The City of Tshwane has binned a R27 billion smart meters contract, arguing it was not financially viable.
Shoving technology down citizens’ throats is not going to solve SA’s chronic short supply of electricity or ensure power is paid for.This is according to energy expert Chris Yelland, who says government’s failure to install basic infrastructure is the reason smart meter projects – such as the one just binned by the City of Tshwane – will not get off the ground.
In addition to the City of Johannesburg’s plans to install smart meters so it can limit the effects of load-shedding, the Department of Cooperative Governance is looking for information on how it can run a pilot project in 12 municipalities to effectively create smart grids.
However, says Yelland, these projects are the equivalent of dithering as to whether diesel or petrol is a better solution to get a car to go faster when it is stuck doing 35km/h because the roads are full of potholes. He says the country needs to have the “basic infrastructure” – including support across all government departments – before it looks for technical solutions to SA’s electricity woes.
Yelland says smart meters – or prepaid meters – are not a panacea to the country’s problems. He adds, if there is one thing the controversial e-toll project in Gauteng has taught the country, it is that government cannot “ram” unaffordable solutions down people’s throats, because there needs to be a social compact first. “It is wrong to think you can connect people to prepaid meters and solve the problem.”
Should government unilaterally install smart meters, there will be unrest, like what is currently being seen in Soweto, says Yelland. Soweto residents are up in arms about Eskom’s decision to install prepaid meters.
Yelland says the lack of a social compact is the reason the City of Tshwane’s R27 billion project has failed. The city pulled its multibillion-rand smart meters contract on Tuesday, claiming in a statement that Afrisake’s court application was “a spanner in the works” that rendered the project “financially and economically unsustainable”.
Tshwane started rolling out smart meters in October 2013 and, under the project, service provider PEU had already installed almost 13 000 meters to large and small customers, and had been paid R830 million. The statement adds: “No further rollout of smart meters is anticipated beyond this point.”
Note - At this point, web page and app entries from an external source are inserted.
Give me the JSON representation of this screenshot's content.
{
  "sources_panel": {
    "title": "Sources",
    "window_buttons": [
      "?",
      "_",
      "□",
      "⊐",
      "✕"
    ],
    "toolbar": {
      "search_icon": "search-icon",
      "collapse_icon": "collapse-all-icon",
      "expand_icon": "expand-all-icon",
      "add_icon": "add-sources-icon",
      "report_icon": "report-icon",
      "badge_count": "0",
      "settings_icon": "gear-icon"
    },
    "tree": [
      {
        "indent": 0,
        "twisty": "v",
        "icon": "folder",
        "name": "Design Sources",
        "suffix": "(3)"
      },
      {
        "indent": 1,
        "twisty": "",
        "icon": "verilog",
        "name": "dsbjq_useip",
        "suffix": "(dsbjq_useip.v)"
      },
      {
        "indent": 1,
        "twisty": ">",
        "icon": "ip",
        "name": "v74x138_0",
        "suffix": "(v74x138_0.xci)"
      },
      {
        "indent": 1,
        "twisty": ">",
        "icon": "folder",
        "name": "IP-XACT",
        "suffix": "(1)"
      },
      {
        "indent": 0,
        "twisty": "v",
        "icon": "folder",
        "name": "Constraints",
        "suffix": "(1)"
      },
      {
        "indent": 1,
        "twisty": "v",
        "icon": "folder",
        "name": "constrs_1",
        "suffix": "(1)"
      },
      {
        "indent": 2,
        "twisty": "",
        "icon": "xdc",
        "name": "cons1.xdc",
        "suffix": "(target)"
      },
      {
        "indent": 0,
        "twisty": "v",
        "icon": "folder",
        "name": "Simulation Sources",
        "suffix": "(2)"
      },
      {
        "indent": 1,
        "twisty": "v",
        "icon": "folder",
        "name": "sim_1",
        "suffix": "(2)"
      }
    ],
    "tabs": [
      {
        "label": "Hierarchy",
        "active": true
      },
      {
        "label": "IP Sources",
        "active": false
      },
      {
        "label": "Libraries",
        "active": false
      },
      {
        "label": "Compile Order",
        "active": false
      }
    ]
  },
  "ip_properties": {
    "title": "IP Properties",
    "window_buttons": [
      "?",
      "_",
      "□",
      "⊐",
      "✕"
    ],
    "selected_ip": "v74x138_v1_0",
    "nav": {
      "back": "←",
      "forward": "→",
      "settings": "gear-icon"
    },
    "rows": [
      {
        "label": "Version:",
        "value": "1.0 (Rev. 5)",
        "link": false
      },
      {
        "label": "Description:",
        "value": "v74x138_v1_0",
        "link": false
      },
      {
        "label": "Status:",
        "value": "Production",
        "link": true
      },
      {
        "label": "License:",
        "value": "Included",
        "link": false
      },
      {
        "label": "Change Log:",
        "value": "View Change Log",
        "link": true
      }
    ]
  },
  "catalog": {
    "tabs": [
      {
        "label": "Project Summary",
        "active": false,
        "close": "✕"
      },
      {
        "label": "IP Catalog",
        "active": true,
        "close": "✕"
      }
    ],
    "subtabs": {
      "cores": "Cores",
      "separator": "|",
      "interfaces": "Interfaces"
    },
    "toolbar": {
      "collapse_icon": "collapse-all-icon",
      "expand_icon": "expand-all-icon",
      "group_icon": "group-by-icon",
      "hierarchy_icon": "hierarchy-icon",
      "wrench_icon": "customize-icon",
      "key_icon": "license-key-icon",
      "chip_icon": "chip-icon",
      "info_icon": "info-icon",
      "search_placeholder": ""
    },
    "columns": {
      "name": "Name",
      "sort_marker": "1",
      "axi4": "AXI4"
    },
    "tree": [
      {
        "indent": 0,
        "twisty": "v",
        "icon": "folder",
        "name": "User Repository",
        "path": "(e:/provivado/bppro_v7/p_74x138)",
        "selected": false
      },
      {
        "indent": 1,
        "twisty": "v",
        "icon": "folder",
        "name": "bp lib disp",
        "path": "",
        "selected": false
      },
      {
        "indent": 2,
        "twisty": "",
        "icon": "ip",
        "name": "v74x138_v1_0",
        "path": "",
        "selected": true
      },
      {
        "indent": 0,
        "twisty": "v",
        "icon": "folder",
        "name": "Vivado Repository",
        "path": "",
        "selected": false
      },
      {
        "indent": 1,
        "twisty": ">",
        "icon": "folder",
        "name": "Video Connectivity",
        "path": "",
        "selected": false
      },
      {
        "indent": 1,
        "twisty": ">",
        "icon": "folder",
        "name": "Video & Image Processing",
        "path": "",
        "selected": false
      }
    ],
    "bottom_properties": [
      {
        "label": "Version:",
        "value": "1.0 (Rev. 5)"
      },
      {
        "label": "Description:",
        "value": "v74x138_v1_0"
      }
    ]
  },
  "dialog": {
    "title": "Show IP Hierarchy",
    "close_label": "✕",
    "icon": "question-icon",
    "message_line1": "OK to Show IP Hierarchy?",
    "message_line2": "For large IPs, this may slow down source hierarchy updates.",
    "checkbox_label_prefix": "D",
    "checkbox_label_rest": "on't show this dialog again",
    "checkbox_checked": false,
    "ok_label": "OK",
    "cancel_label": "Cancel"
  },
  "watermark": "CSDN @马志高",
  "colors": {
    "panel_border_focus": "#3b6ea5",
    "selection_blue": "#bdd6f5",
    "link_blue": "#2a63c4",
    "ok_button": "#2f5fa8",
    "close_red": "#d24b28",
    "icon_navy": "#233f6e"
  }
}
The city’s aim in installing smart meters, as is the case with some other installations under way, was to improve revenue collection on its electricity provision.
Afrisake, an Afrikaans business rights watchdog organisation, has called the termination of the deal “confirmation of the fact” it was “quite right” the contract was illegal. The watchdog says, based on conservative calculations, the contract costs taxpayers in the Tshwane Metro more than R1.2 billion per year, yet made no difference to the city’s ability to stop non-payment of electricity.
This situation Yelland ascribes to the fact that the meters were installed in homes and businesses that were already paying for power, and not in areas where revenue collection was a problem.